### The input
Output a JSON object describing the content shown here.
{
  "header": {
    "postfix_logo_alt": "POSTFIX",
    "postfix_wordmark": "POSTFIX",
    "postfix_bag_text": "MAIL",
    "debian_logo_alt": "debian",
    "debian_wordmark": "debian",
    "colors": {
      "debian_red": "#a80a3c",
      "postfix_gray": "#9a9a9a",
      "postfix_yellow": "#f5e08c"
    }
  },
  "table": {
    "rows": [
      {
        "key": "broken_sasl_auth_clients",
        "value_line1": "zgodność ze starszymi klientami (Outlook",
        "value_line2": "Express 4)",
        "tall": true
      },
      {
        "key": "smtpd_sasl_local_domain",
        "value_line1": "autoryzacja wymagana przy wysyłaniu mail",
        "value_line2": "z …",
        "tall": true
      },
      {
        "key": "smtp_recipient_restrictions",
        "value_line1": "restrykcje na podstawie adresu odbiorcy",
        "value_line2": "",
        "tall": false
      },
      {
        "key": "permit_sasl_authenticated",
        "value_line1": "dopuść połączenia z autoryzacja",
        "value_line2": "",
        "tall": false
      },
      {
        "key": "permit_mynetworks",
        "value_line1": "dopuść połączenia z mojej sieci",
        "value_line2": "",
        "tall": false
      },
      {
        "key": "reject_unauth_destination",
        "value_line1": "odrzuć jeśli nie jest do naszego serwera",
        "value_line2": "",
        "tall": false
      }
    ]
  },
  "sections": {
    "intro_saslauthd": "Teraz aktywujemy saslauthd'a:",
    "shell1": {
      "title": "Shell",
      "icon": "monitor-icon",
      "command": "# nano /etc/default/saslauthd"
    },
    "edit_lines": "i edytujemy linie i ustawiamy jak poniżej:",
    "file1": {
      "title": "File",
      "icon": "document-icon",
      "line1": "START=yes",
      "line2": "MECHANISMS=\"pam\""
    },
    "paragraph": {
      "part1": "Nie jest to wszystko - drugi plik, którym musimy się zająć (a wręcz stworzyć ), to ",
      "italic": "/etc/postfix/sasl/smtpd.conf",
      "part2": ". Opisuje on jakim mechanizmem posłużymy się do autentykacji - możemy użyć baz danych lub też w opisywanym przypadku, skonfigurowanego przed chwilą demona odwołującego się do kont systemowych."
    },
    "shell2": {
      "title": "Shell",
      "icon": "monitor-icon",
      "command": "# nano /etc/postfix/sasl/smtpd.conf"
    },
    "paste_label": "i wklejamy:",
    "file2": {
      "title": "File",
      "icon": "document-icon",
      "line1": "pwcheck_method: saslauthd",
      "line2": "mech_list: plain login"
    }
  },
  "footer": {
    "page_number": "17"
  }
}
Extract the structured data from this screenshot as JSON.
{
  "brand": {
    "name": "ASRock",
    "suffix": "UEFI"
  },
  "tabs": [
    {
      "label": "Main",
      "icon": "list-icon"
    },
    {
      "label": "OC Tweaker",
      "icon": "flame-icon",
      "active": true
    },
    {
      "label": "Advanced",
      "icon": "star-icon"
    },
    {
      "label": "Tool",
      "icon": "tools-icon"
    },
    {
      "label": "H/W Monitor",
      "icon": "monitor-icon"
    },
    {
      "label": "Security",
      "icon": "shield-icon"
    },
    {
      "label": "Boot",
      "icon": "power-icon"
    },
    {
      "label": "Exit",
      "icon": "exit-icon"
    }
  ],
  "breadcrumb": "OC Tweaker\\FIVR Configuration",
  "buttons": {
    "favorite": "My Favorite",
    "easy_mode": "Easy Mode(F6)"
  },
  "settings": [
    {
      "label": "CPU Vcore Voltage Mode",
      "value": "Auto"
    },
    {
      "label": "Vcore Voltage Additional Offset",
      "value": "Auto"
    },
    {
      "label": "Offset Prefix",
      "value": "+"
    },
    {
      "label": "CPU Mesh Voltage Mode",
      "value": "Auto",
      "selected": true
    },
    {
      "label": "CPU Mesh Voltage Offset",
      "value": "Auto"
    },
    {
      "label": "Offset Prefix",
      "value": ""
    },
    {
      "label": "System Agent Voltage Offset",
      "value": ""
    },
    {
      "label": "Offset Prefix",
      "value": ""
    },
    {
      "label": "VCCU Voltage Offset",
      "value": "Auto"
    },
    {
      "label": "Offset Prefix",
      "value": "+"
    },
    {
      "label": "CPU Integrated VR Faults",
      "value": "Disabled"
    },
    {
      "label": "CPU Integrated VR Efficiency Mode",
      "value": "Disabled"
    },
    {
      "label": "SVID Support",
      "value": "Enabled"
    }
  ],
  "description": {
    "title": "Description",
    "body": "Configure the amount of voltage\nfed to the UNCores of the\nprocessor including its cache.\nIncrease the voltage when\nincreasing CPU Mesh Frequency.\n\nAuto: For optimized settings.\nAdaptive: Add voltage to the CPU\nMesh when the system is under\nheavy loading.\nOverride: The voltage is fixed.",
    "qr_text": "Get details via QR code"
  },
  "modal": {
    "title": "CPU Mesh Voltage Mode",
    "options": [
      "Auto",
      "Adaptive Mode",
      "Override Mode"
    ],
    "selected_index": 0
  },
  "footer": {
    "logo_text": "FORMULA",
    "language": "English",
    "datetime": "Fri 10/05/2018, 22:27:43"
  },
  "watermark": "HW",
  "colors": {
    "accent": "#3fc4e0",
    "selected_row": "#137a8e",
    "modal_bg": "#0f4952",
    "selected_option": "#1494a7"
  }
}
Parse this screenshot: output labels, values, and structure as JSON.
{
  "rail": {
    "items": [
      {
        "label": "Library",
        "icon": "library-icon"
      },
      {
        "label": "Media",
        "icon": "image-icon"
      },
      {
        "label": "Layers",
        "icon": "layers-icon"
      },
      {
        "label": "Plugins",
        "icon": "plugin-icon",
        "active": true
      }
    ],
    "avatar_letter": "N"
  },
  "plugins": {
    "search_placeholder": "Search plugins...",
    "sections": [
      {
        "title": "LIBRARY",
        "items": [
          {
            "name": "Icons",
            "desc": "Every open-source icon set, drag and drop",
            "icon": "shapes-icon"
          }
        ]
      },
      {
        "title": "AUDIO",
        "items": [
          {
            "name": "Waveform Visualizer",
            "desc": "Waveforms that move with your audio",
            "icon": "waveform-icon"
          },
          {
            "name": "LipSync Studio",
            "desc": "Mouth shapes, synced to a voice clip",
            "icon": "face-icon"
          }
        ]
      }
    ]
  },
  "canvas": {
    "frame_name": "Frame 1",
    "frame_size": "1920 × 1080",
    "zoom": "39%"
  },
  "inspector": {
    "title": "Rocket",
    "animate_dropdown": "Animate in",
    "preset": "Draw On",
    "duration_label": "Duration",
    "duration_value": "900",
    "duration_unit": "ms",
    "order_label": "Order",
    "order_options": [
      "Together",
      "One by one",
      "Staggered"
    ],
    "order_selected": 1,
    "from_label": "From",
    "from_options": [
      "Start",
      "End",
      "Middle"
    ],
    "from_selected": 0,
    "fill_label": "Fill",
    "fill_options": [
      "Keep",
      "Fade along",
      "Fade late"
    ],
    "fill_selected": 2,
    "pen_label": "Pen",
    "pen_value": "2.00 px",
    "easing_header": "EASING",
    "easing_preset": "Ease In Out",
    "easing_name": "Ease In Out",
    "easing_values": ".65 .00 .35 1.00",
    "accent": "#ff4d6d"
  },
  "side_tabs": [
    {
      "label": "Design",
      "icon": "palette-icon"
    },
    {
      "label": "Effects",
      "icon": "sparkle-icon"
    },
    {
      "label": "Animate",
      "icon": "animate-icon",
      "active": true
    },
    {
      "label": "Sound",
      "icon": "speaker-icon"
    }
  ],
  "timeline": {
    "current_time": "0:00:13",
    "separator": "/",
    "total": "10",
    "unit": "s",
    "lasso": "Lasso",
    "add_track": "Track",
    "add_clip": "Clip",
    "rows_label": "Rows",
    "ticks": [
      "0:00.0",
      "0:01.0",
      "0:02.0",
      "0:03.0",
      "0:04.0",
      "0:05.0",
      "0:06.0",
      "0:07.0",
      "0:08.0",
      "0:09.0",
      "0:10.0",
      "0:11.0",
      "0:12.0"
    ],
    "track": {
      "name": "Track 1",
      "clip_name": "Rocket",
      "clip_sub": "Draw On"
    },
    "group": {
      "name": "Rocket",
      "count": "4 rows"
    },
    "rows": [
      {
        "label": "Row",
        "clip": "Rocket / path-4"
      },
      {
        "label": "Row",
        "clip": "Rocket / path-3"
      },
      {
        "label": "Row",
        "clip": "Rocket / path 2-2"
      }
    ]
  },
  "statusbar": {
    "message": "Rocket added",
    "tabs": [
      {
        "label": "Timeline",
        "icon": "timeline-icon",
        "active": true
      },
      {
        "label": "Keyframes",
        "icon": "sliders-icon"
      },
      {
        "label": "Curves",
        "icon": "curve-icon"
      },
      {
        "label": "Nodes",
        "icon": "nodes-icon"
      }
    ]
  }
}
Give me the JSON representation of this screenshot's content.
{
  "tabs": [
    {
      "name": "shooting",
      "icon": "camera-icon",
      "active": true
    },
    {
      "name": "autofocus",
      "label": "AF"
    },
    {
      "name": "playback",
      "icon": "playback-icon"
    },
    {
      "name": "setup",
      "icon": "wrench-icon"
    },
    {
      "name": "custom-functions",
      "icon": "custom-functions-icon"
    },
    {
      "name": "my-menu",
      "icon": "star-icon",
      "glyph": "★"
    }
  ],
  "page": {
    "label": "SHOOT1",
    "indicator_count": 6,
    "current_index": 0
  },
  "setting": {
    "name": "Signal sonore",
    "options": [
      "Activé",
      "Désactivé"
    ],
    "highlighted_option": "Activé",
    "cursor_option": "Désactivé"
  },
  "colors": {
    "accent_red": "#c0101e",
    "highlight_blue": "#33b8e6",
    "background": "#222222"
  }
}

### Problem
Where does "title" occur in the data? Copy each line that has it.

### Task result
      "title": "Shell",
      "title": "File",
      "title": "Shell",
      "title": "File",
    "title": "Description",
    "title": "CPU Mesh Voltage Mode",
        "title": "LIBRARY",
        "title": "AUDIO",
    "title": "Rocket",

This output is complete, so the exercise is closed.